Defensive Rookie
Peter Boulware, Ravens, 11

Tony Dungy, Buccaneers, 9

Rich McKay, Buccaneers, 9

Comeback Player
Gary Brown, Chargers, 4


1. OFF-BROADWAY HITS Giants backup quarterback Danny Kanell, who
lives in New Jersey, subs for Dave Brown and beats the Lions.
Jets backup quarterback Glenn Foley, who was born in New Jersey,
subs for Neil O'Donnell and beats the Patriots. On Sunday,
September afterthoughts Kanell and Foley completed a combined
63% of their passes. The Giants are 5-3. The Jets are 5-3. Isn't
this remarkable?

2. LAST MOOSE CALL? Ever remember Cowboys fullback Daryl
Johnston limping or even getting up slowly after a play? Me
neither. Now this sledgehammer pays. A bulging disk in his neck
may force one of the league's classiest players to retire.
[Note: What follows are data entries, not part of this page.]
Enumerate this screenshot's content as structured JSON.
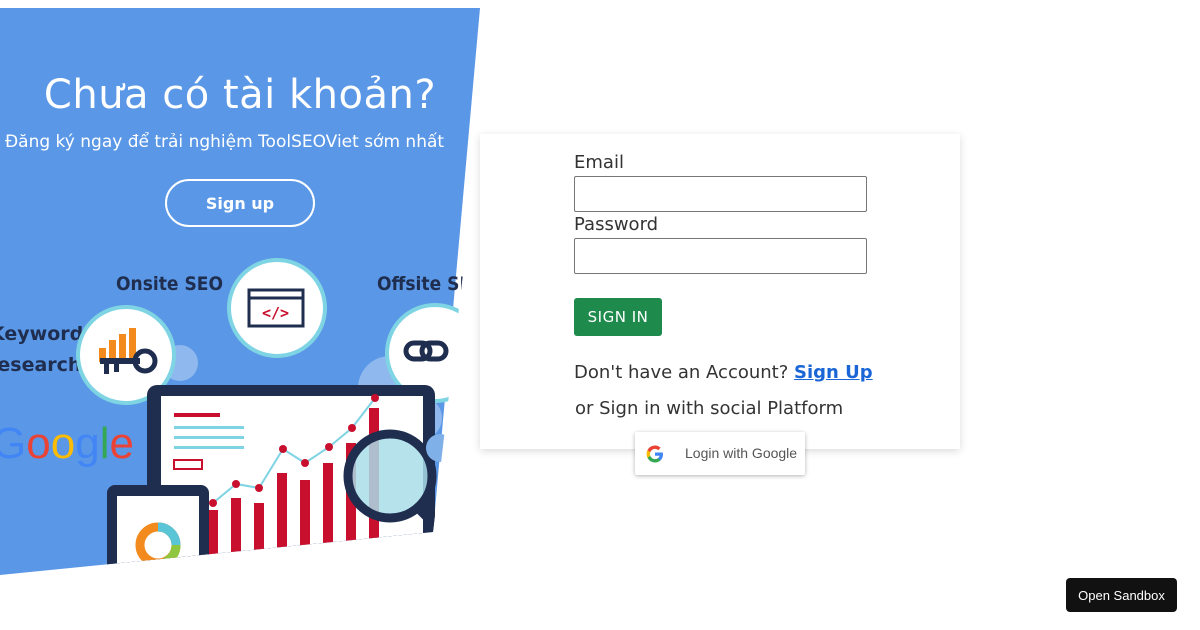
{
  "promo": {
    "title": "Chưa có tài khoản?",
    "subtitle": "Đăng ký ngay để trải nghiệm ToolSEOViet sớm nhất",
    "signup_label": "Sign up",
    "illustration": {
      "labels": {
        "onsite": "Onsite SEO",
        "offsite": "Offsite SEO",
        "keyword_line1": "Keyword",
        "keyword_line2": "research",
        "google": "Google",
        "code": "</>"
      },
      "colors": {
        "red": "#c8102e",
        "teal": "#5bc5d8",
        "orange": "#f28a1d",
        "navy": "#1f2d4f"
      }
    }
  },
  "login": {
    "email_label": "Email",
    "email_value": "",
    "password_label": "Password",
    "password_value": "",
    "signin_label": "SIGN IN",
    "no_account_text": "Don't have an Account?",
    "signup_link": "Sign Up",
    "social_text": "or Sign in with social Platform",
    "google_label": "Login with Google"
  },
  "sandbox": {
    "label": "Open Sandbox"
  },
  "colors": {
    "promo_bg": "#5a97e6",
    "signin_bg": "#1e8a4c",
    "link": "#1a66d6"
  }
}
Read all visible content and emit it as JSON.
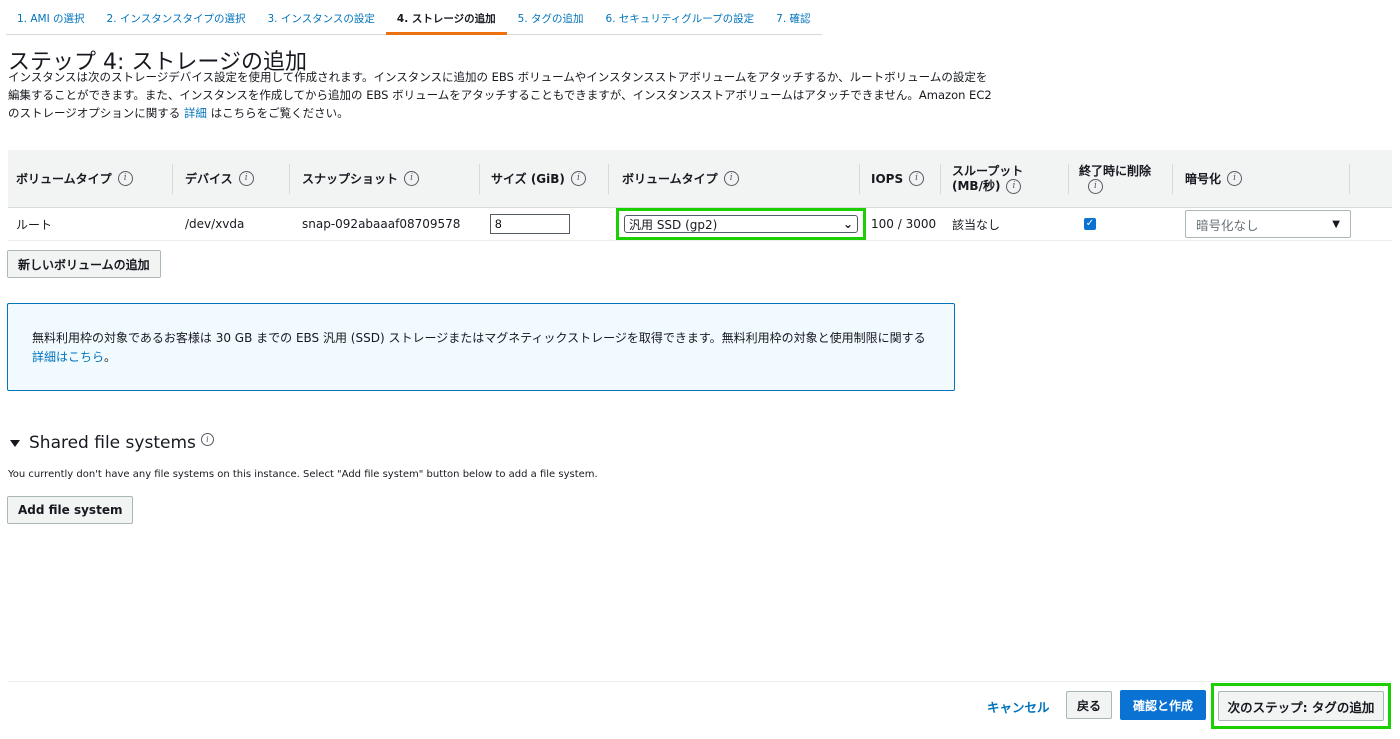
{
  "steps": [
    {
      "label": "1. AMI の選択"
    },
    {
      "label": "2. インスタンスタイプの選択"
    },
    {
      "label": "3. インスタンスの設定"
    },
    {
      "label": "4. ストレージの追加"
    },
    {
      "label": "5. タグの追加"
    },
    {
      "label": "6. セキュリティグループの設定"
    },
    {
      "label": "7. 確認"
    }
  ],
  "page": {
    "title": "ステップ 4: ストレージの追加",
    "description_part1": "インスタンスは次のストレージデバイス設定を使用して作成されます。インスタンスに追加の EBS ボリュームやインスタンスストアボリュームをアタッチするか、ルートボリュームの設定を編集することができます。また、インスタンスを作成してから追加の EBS ボリュームをアタッチすることもできますが、インスタンスストアボリュームはアタッチできません。Amazon EC2 のストレージオプションに関する",
    "description_link": "詳細",
    "description_part2": "はこちらをご覧ください。"
  },
  "table": {
    "headers": {
      "volume_type": "ボリュームタイプ",
      "device": "デバイス",
      "snapshot": "スナップショット",
      "size": "サイズ (GiB)",
      "volume_type2": "ボリュームタイプ",
      "iops": "IOPS",
      "throughput_line1": "スループット",
      "throughput_line2": "(MB/秒)",
      "delete_on_term": "終了時に削除",
      "encryption": "暗号化"
    },
    "row": {
      "volume_type": "ルート",
      "device": "/dev/xvda",
      "snapshot": "snap-092abaaaf08709578",
      "size": "8",
      "volume_type_selected": "汎用 SSD (gp2)",
      "iops": "100 / 3000",
      "throughput": "該当なし",
      "delete_on_term": true,
      "encryption": "暗号化なし"
    }
  },
  "buttons": {
    "add_volume": "新しいボリュームの追加",
    "add_file_system": "Add file system",
    "cancel": "キャンセル",
    "back": "戻る",
    "review_launch": "確認と作成",
    "next": "次のステップ: タグの追加"
  },
  "info_box": {
    "text": "無料利用枠の対象であるお客様は 30 GB までの EBS 汎用 (SSD) ストレージまたはマグネティックストレージを取得できます。無料利用枠の対象と使用制限に関する",
    "link": "詳細はこちら",
    "suffix": "。"
  },
  "shared_fs": {
    "title": "Shared file systems",
    "description": "You currently don't have any file systems on this instance. Select \"Add file system\" button below to add a file system."
  },
  "icons": {
    "info": "i",
    "check": "✓",
    "dropdown": "▼",
    "select_arrow": "⌄"
  },
  "colors": {
    "accent": "#ec7211",
    "link": "#0073bb",
    "primary": "#0972d3",
    "highlight": "#1bd000"
  }
}
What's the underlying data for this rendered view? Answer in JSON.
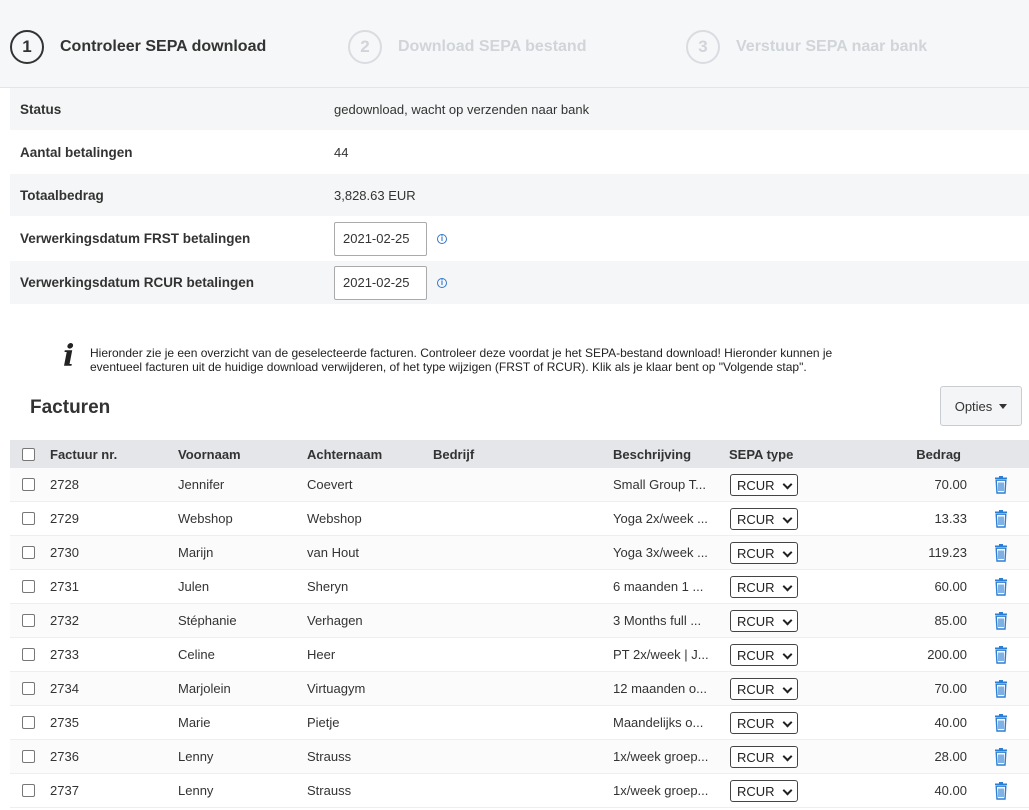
{
  "steps": [
    {
      "number": "1",
      "label": "Controleer SEPA download",
      "active": true
    },
    {
      "number": "2",
      "label": "Download SEPA bestand",
      "active": false
    },
    {
      "number": "3",
      "label": "Verstuur SEPA naar bank",
      "active": false
    }
  ],
  "info": {
    "status_label": "Status",
    "status_value": "gedownload, wacht op verzenden naar bank",
    "count_label": "Aantal betalingen",
    "count_value": "44",
    "total_label": "Totaalbedrag",
    "total_value": "3,828.63 EUR",
    "frst_label": "Verwerkingsdatum FRST betalingen",
    "frst_value": "2021-02-25",
    "rcur_label": "Verwerkingsdatum RCUR betalingen",
    "rcur_value": "2021-02-25"
  },
  "notice": {
    "line1": "Hieronder zie je een overzicht van de geselecteerde facturen. Controleer deze voordat je het SEPA-bestand download! Hieronder kunnen je",
    "line2": "eventueel facturen uit de huidige download verwijderen, of het type wijzigen (FRST of RCUR). Klik als je klaar bent op \"Volgende stap\"."
  },
  "section": {
    "title": "Facturen",
    "options_label": "Opties"
  },
  "table": {
    "headers": {
      "nr": "Factuur nr.",
      "first": "Voornaam",
      "last": "Achternaam",
      "company": "Bedrijf",
      "desc": "Beschrijving",
      "sepa": "SEPA type",
      "amount": "Bedrag"
    },
    "rows": [
      {
        "nr": "2728",
        "first": "Jennifer",
        "last": "Coevert",
        "company": "",
        "desc": "Small Group T...",
        "sepa": "RCUR",
        "amount": "70.00"
      },
      {
        "nr": "2729",
        "first": "Webshop",
        "last": "Webshop",
        "company": "",
        "desc": "Yoga 2x/week ...",
        "sepa": "RCUR",
        "amount": "13.33"
      },
      {
        "nr": "2730",
        "first": "Marijn",
        "last": "van Hout",
        "company": "",
        "desc": "Yoga 3x/week ...",
        "sepa": "RCUR",
        "amount": "119.23"
      },
      {
        "nr": "2731",
        "first": "Julen",
        "last": "Sheryn",
        "company": "",
        "desc": "6 maanden 1 ...",
        "sepa": "RCUR",
        "amount": "60.00"
      },
      {
        "nr": "2732",
        "first": "Stéphanie",
        "last": "Verhagen",
        "company": "",
        "desc": "3 Months full ...",
        "sepa": "RCUR",
        "amount": "85.00"
      },
      {
        "nr": "2733",
        "first": "Celine",
        "last": "Heer",
        "company": "",
        "desc": "PT 2x/week | J...",
        "sepa": "RCUR",
        "amount": "200.00"
      },
      {
        "nr": "2734",
        "first": "Marjolein",
        "last": "Virtuagym",
        "company": "",
        "desc": "12 maanden o...",
        "sepa": "RCUR",
        "amount": "70.00"
      },
      {
        "nr": "2735",
        "first": "Marie",
        "last": "Pietje",
        "company": "",
        "desc": "Maandelijks o...",
        "sepa": "RCUR",
        "amount": "40.00"
      },
      {
        "nr": "2736",
        "first": "Lenny",
        "last": "Strauss",
        "company": "",
        "desc": "1x/week groep...",
        "sepa": "RCUR",
        "amount": "28.00"
      },
      {
        "nr": "2737",
        "first": "Lenny",
        "last": "Strauss",
        "company": "",
        "desc": "1x/week groep...",
        "sepa": "RCUR",
        "amount": "40.00"
      }
    ]
  },
  "colors": {
    "accent": "#3377cc",
    "trash": "#2a7fd4",
    "header_bg": "#e4e6e9"
  },
  "icons": {
    "info": "info-circle-icon",
    "notice": "italic-i-icon",
    "delete": "trash-icon",
    "dropdown": "caret-down-icon"
  }
}
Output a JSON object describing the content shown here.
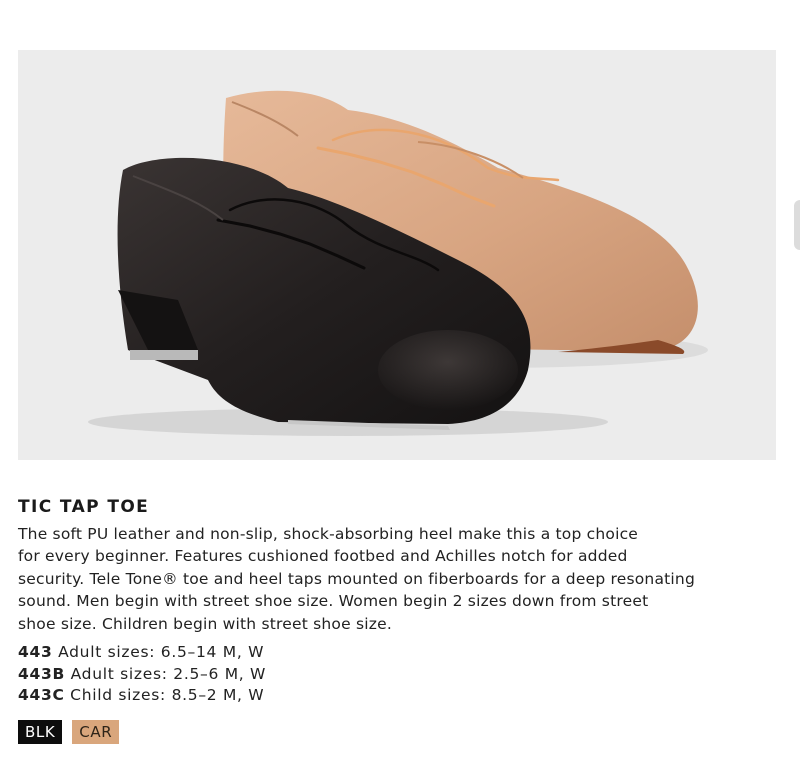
{
  "product": {
    "title": "TIC TAP TOE",
    "image_alt": "Black and caramel lace-up tap shoes",
    "description_lines": [
      "The soft PU leather and non-slip, shock-absorbing heel make this a top choice",
      "for every beginner. Features cushioned footbed and Achilles notch for added",
      "security. Tele Tone® toe and heel taps mounted on fiberboards for a deep resonating",
      "sound. Men begin with street shoe size. Women begin 2 sizes down from street",
      "shoe size. Children begin with street shoe size."
    ],
    "sizes": [
      {
        "code": "443",
        "text": "Adult sizes: 6.5–14 M, W"
      },
      {
        "code": "443B",
        "text": "Adult sizes: 2.5–6 M, W"
      },
      {
        "code": "443C",
        "text": "Child sizes: 8.5–2 M, W"
      }
    ],
    "colors": [
      {
        "label": "BLK",
        "color": "#0d0d0d"
      },
      {
        "label": "CAR",
        "color": "#d9a67c"
      }
    ]
  }
}
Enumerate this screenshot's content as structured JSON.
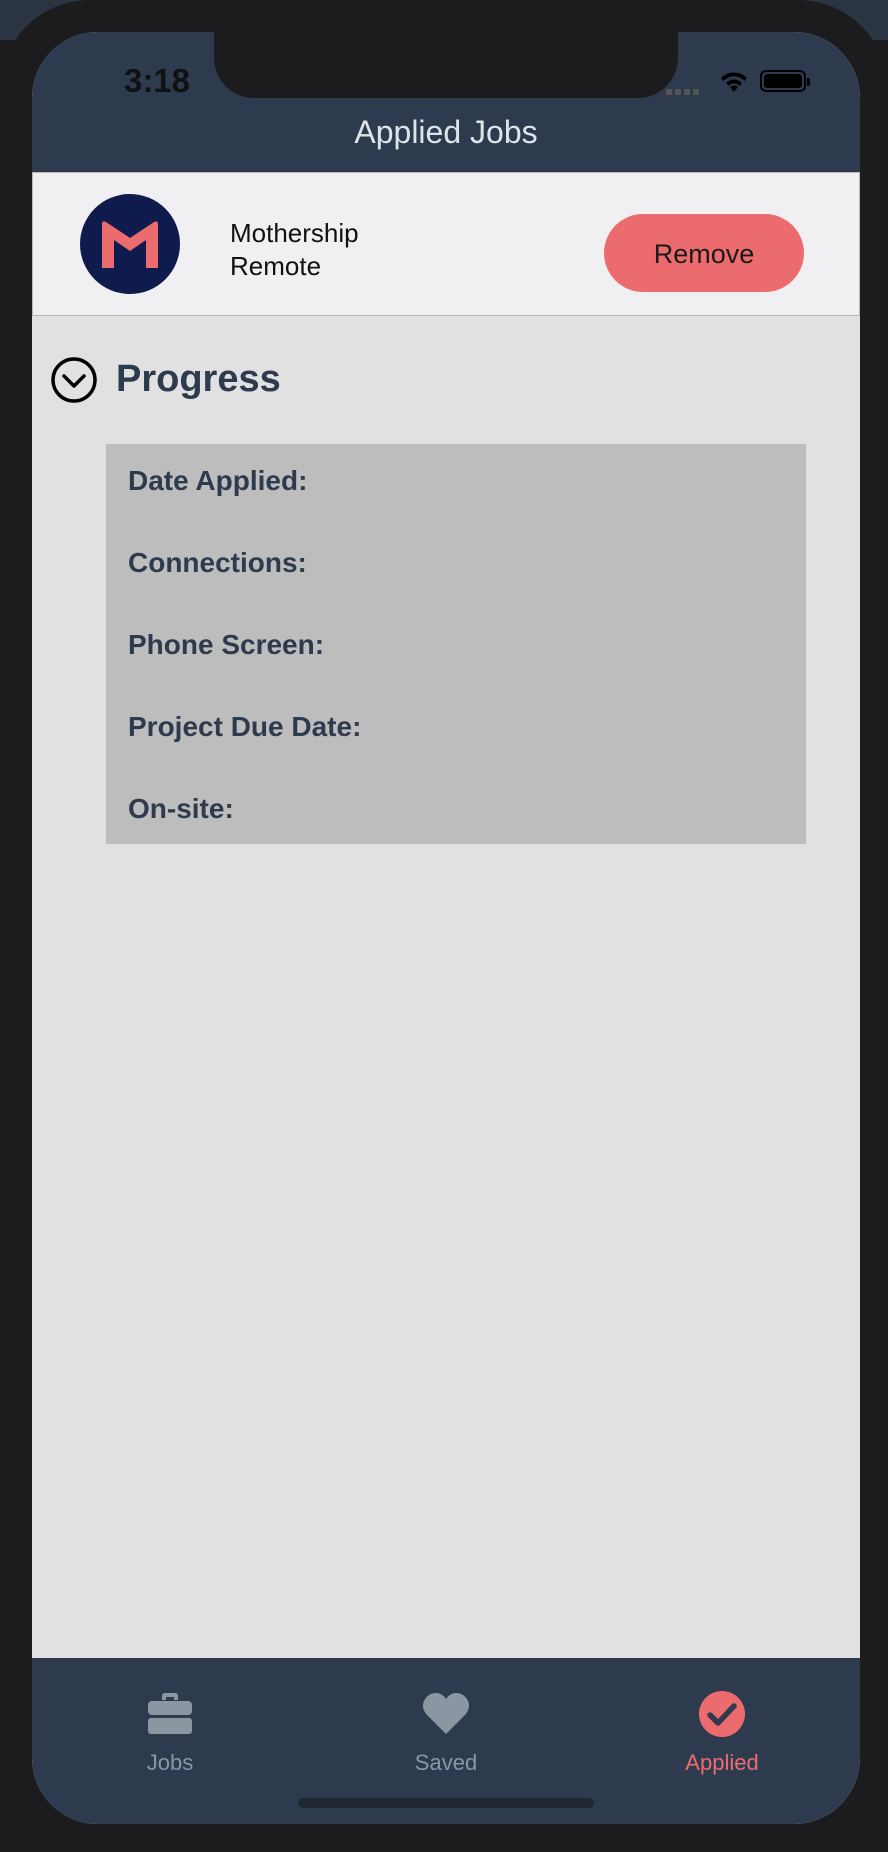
{
  "status_bar": {
    "time": "3:18"
  },
  "nav": {
    "title": "Applied Jobs"
  },
  "job": {
    "company_line1": "Mothership",
    "company_line2": "Remote",
    "remove_label": "Remove"
  },
  "progress": {
    "title": "Progress",
    "fields": [
      {
        "label": "Date Applied:"
      },
      {
        "label": "Connections:"
      },
      {
        "label": "Phone Screen:"
      },
      {
        "label": "Project Due Date:"
      },
      {
        "label": "On-site:"
      }
    ]
  },
  "tabs": [
    {
      "label": "Jobs",
      "icon": "briefcase-icon"
    },
    {
      "label": "Saved",
      "icon": "heart-icon"
    },
    {
      "label": "Applied",
      "icon": "check-circle-icon"
    }
  ],
  "active_tab": "Applied",
  "colors": {
    "nav_background": "#2e3b4e",
    "accent": "#ec6b6e",
    "logo_background": "#0f1b4c",
    "content_background": "#e1e1e1",
    "card_background": "#f0f0f2",
    "detail_panel": "#bdbdbd",
    "inactive_tab": "#8c96a3"
  }
}
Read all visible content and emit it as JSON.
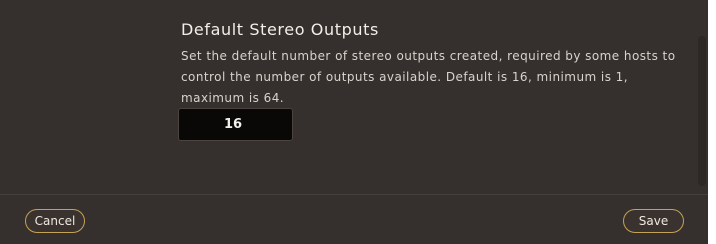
{
  "settings": {
    "title": "Default Stereo Outputs",
    "description": "Set the default number of stereo outputs created, required by some hosts to control the number of outputs available. Default is 16, minimum is 1, maximum is 64.",
    "value": "16"
  },
  "footer": {
    "cancel_label": "Cancel",
    "save_label": "Save"
  },
  "colors": {
    "background": "#352f2d",
    "input_background": "#090807",
    "button_border": "#c5a152"
  }
}
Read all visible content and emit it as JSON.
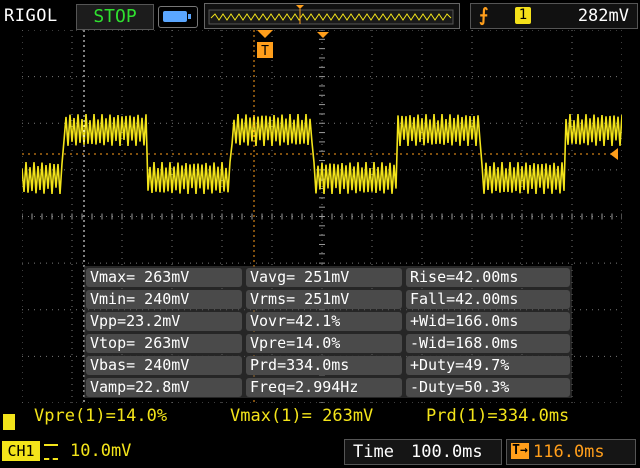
{
  "header": {
    "brand": "RIGOL",
    "run_state": "STOP",
    "trigger_channel": "1",
    "trigger_level": "282mV"
  },
  "measurements": [
    [
      "Vmax= 263mV",
      "Vavg= 251mV",
      "Rise=42.00ms"
    ],
    [
      "Vmin= 240mV",
      "Vrms= 251mV",
      "Fall=42.00ms"
    ],
    [
      "Vpp=23.2mV",
      "Vovr=42.1%",
      "+Wid=166.0ms"
    ],
    [
      "Vtop= 263mV",
      "Vpre=14.0%",
      "-Wid=168.0ms"
    ],
    [
      "Vbas= 240mV",
      "Prd=334.0ms",
      "+Duty=49.7%"
    ],
    [
      "Vamp=22.8mV",
      "Freq=2.994Hz",
      "-Duty=50.3%"
    ]
  ],
  "quick_measure": {
    "m1": "Vpre(1)=14.0%",
    "m2": "Vmax(1)= 263mV",
    "m3": "Prd(1)=334.0ms"
  },
  "footer": {
    "channel": "CH1",
    "channel_scale": "10.0mV",
    "time_label": "Time",
    "timebase": "100.0ms",
    "trigger_delay": "116.0ms"
  },
  "signal": {
    "period_ms": 334.0,
    "duty_percent": 49.7,
    "vmax_mv": 263,
    "vmin_mv": 240,
    "color": "#f3e41a"
  },
  "colors": {
    "trace": "#f3e41a",
    "trigger": "#ff9e1b",
    "run_state": "#2fe02f",
    "grid": "#7a7a7a"
  },
  "icons": [
    "battery-icon",
    "trigger-edge-icon",
    "trigger-marker-icon",
    "coupling-icon"
  ]
}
3. RUSH ORDER Niners coach Steve Mariucci wasn't kidding when he
said the ground game would be big by the Bay. San Francisco is
running the ball 53% of the time and is averaging 4.1 yards per
carry. Garrison Hearst ran for 105 yards in a 35-28 win over the
Falcons in Atlanta. But the question remains: With their six
wins coming against weak NFC West teams, how good are the 49ers?
This Sunday's game is against the Saints, so we won't get a good
read on the Niners until a Nov. 2 bout against the Cowboys.

4. STAMPEDED So much for an undefeated season. Denver got run
over in Oakland. The Broncos are surrendering 5.7 yards per
rush, which is the kind of stat that will get them a warm seat
next to the golden retriever and the fireplace come January.

5. BUFFALO KNUCKLEHEAD Billy Joe Hobert lost his $47,500-a-week
job as a backup quarterback after admitting that he didn't
adequately prepare for the Bills' game against the Patriots on
Oct. 12, a game in which he played extensively and that the
Bills lost 33-6. Smart move. Even a quarterback-needy team would
be foolish to touch this slacker.